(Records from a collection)
****************

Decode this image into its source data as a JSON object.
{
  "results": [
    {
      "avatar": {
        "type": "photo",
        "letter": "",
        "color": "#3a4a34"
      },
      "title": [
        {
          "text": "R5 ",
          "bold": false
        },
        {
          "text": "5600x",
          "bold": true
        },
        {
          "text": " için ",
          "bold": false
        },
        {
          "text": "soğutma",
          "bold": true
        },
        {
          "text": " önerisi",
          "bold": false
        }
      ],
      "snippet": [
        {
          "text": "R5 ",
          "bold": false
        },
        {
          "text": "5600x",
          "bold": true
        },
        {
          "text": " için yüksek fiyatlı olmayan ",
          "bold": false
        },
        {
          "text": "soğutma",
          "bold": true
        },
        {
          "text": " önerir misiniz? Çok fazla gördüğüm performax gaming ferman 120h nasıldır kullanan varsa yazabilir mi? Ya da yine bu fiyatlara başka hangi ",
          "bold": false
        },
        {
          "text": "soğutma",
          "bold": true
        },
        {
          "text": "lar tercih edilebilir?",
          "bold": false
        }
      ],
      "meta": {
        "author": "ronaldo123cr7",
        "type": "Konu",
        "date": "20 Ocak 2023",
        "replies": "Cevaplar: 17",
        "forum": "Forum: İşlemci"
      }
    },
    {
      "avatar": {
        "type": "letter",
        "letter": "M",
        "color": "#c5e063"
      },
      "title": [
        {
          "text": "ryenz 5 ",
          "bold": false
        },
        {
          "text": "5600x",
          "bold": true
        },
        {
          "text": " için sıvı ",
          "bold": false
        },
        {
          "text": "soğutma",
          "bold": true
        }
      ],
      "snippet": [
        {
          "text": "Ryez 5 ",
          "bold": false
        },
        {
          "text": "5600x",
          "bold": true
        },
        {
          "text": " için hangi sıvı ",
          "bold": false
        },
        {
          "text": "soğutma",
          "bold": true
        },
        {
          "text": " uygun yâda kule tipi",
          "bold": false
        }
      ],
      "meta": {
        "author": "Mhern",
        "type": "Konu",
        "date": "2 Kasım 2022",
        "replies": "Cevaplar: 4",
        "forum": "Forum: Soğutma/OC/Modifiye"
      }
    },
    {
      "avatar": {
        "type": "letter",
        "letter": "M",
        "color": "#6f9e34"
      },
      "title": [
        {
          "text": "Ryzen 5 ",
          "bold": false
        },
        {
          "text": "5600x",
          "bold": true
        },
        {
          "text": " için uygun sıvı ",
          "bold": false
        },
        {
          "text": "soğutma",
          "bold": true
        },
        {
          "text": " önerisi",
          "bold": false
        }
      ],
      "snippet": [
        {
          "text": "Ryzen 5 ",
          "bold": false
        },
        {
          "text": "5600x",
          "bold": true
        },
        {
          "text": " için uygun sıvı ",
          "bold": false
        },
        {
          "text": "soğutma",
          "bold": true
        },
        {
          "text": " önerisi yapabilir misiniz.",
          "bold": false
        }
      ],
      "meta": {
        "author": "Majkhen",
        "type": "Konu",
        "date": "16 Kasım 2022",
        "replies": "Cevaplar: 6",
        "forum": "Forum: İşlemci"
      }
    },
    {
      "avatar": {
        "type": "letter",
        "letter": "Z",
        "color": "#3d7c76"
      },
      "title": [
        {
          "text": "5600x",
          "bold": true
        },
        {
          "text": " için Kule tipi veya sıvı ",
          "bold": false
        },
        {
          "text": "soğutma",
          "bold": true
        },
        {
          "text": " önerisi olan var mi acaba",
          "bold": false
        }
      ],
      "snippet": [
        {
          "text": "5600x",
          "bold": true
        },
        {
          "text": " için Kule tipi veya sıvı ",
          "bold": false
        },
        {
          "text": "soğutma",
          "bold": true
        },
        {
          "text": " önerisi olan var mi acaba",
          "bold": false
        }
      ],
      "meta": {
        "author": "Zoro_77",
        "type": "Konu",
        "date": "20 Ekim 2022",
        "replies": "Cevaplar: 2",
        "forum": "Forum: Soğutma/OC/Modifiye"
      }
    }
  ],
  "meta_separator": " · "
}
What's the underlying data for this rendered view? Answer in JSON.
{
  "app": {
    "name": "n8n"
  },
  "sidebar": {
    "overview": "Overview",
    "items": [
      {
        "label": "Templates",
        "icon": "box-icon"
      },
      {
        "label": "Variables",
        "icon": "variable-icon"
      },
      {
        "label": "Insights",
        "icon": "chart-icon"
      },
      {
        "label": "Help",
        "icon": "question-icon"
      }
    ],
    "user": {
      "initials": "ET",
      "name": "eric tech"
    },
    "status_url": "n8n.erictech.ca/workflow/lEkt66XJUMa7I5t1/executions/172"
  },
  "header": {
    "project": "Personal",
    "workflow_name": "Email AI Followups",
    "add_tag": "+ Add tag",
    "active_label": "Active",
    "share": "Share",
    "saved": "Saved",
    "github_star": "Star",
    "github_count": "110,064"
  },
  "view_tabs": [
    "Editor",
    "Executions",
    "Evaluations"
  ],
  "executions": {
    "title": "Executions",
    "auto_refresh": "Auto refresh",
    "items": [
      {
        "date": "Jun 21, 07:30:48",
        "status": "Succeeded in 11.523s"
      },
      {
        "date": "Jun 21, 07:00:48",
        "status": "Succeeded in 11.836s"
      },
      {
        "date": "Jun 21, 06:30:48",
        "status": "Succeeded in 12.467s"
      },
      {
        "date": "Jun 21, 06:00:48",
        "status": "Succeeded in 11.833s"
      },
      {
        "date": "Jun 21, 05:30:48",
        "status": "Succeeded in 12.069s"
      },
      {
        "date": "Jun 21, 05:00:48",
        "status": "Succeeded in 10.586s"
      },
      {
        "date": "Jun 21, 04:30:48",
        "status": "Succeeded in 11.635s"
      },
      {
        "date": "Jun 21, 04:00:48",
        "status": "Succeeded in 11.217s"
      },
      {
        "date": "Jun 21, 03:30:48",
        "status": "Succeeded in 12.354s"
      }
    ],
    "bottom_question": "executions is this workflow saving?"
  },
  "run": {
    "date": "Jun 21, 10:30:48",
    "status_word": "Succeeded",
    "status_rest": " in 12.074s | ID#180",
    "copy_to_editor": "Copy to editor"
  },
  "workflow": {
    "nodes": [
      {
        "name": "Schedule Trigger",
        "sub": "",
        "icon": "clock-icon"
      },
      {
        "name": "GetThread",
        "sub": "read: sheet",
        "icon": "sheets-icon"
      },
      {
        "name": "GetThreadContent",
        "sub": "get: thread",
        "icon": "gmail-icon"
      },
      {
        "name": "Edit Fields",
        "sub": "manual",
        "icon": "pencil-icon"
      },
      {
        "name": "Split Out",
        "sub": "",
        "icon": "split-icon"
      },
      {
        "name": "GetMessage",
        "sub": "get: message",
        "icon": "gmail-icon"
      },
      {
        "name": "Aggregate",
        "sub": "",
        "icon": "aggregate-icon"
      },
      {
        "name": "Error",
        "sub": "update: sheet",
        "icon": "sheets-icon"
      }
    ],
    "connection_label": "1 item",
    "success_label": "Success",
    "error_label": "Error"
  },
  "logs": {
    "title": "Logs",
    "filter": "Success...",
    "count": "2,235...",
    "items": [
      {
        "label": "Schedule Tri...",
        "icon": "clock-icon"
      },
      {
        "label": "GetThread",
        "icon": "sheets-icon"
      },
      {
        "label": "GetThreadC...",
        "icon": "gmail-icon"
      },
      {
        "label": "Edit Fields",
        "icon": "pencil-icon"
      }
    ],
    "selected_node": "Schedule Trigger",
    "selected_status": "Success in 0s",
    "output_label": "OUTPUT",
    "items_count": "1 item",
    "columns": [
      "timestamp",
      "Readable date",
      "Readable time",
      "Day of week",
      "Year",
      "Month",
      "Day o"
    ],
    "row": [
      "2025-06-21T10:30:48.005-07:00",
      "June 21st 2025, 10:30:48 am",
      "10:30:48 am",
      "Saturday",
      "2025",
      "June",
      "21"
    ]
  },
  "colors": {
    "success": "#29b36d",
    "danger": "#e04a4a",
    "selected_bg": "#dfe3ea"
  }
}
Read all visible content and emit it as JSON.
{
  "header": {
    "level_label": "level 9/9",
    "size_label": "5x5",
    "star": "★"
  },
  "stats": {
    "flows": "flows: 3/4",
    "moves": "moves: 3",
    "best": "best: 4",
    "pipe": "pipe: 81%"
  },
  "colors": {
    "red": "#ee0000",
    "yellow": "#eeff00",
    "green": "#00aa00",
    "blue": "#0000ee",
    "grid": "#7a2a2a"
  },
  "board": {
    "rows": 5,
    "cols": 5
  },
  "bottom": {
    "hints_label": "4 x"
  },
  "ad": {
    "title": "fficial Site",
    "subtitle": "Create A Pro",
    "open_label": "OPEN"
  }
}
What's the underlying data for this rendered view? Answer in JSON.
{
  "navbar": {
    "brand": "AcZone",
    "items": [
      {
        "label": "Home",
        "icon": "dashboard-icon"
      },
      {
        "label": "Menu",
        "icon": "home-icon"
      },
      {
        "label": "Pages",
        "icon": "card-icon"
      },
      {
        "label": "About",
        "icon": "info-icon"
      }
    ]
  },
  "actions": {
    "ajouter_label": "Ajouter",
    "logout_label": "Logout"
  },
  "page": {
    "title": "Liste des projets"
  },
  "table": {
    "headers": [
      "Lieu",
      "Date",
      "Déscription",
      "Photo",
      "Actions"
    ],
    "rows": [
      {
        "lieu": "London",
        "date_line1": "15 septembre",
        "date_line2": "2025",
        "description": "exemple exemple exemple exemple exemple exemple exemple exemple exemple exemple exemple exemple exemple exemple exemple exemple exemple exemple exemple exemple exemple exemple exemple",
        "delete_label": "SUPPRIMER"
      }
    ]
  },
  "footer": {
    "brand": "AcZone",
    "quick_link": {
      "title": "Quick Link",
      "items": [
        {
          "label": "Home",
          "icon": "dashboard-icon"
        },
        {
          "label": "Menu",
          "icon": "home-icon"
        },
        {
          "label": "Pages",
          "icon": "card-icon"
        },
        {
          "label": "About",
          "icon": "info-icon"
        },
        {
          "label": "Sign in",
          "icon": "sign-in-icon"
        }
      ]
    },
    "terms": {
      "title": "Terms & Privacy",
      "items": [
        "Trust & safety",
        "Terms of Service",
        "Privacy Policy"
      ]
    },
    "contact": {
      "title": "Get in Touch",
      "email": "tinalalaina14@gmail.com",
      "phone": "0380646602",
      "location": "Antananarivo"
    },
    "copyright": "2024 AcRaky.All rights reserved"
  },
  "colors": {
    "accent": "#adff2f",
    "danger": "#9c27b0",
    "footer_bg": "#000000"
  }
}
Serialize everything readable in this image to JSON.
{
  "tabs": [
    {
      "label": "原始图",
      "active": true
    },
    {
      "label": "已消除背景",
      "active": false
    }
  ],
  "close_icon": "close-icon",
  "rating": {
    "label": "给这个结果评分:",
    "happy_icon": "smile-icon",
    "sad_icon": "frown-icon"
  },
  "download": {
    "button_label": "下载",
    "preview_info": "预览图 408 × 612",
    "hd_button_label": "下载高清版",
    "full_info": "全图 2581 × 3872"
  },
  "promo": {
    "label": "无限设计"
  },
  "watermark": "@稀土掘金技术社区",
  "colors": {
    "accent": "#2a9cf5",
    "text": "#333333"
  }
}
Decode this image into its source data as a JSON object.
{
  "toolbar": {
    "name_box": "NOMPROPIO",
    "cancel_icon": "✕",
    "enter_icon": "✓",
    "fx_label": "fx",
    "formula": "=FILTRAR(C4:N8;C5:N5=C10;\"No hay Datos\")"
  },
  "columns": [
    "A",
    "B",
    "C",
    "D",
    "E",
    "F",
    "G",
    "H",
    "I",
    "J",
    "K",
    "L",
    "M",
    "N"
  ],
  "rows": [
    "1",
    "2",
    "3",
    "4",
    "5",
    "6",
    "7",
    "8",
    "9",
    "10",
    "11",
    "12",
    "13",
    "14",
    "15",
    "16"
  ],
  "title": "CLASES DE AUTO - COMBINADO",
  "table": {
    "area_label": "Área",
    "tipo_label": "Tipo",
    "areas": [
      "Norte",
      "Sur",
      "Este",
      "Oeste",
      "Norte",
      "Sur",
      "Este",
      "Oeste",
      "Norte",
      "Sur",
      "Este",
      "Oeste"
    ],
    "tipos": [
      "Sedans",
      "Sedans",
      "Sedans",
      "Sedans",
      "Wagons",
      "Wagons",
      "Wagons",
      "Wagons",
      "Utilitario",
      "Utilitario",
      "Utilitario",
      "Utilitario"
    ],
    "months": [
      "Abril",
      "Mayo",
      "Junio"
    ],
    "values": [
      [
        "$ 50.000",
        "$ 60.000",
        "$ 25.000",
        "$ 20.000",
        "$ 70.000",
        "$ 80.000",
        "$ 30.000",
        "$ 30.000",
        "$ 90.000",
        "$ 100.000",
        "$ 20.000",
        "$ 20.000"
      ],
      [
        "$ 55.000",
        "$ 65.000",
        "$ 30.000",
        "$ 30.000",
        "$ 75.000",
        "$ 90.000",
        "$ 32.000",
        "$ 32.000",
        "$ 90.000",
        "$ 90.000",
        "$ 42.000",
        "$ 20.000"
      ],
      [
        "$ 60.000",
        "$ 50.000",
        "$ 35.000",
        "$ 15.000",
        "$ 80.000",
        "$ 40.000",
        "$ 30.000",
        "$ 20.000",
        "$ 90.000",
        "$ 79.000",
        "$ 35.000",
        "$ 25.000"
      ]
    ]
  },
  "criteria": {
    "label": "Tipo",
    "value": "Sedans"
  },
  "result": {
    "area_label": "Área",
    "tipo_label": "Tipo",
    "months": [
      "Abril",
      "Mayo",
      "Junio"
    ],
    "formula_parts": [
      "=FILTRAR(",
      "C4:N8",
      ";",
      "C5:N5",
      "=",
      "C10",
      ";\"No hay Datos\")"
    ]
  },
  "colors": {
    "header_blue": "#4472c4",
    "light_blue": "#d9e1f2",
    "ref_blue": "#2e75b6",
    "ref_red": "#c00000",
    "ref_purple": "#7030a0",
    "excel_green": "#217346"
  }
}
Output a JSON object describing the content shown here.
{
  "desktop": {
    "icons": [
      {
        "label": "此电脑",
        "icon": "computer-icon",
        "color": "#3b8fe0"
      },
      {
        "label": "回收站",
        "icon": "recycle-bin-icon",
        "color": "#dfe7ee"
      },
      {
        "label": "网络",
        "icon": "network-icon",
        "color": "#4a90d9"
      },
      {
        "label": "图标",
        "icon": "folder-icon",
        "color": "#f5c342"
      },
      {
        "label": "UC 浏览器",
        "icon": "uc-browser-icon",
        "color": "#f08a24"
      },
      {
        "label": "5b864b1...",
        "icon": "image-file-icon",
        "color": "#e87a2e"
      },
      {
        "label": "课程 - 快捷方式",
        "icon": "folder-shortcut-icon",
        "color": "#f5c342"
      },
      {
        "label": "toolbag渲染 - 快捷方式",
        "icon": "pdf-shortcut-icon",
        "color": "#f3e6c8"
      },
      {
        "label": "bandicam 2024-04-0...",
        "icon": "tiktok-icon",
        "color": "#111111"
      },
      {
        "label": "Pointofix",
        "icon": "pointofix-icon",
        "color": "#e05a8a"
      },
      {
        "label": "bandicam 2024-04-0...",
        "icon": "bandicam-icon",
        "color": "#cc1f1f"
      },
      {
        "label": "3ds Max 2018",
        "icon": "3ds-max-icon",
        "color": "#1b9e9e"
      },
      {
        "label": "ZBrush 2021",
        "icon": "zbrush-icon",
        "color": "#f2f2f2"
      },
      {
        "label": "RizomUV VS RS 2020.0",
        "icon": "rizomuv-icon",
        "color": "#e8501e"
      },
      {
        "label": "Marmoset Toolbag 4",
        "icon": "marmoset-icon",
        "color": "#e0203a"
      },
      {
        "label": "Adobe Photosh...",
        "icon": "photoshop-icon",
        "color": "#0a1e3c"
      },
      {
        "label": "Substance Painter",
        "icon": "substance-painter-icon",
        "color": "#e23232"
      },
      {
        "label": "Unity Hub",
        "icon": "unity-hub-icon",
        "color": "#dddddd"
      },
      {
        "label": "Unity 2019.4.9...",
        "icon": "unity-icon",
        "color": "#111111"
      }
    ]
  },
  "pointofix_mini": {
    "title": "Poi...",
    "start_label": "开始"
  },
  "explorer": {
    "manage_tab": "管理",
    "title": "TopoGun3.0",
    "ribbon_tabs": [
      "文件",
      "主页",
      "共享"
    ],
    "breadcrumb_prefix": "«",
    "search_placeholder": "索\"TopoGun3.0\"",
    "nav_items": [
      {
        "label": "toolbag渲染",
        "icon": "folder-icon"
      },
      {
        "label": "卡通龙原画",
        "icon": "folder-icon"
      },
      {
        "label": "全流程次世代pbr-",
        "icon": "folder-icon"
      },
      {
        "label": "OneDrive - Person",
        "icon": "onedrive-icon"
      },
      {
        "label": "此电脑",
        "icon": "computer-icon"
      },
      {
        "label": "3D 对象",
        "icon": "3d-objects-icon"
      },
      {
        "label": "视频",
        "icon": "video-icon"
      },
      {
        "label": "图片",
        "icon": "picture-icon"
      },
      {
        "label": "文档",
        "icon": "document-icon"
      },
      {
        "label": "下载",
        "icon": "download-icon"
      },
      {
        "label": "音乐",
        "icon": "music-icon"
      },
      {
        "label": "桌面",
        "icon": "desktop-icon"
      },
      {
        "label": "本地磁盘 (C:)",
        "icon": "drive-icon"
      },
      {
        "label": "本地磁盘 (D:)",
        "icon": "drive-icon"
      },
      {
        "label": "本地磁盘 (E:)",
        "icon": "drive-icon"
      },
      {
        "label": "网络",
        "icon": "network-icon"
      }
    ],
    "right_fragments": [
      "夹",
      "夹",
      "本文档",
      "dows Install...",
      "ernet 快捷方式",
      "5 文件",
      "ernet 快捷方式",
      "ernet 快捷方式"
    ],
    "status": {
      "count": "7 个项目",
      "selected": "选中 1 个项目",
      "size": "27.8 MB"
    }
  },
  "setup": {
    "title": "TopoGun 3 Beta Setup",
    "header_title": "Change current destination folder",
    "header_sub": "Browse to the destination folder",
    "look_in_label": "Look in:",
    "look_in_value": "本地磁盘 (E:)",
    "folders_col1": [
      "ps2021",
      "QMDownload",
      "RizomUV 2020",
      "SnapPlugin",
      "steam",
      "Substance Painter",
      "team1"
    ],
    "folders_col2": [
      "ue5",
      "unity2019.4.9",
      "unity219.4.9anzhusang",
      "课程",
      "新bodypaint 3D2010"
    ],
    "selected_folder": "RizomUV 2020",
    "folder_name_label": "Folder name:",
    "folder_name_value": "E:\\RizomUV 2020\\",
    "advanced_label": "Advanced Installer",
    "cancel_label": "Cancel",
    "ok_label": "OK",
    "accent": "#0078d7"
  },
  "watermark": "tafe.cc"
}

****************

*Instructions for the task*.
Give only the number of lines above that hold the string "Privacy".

*Answer to the problem*.
2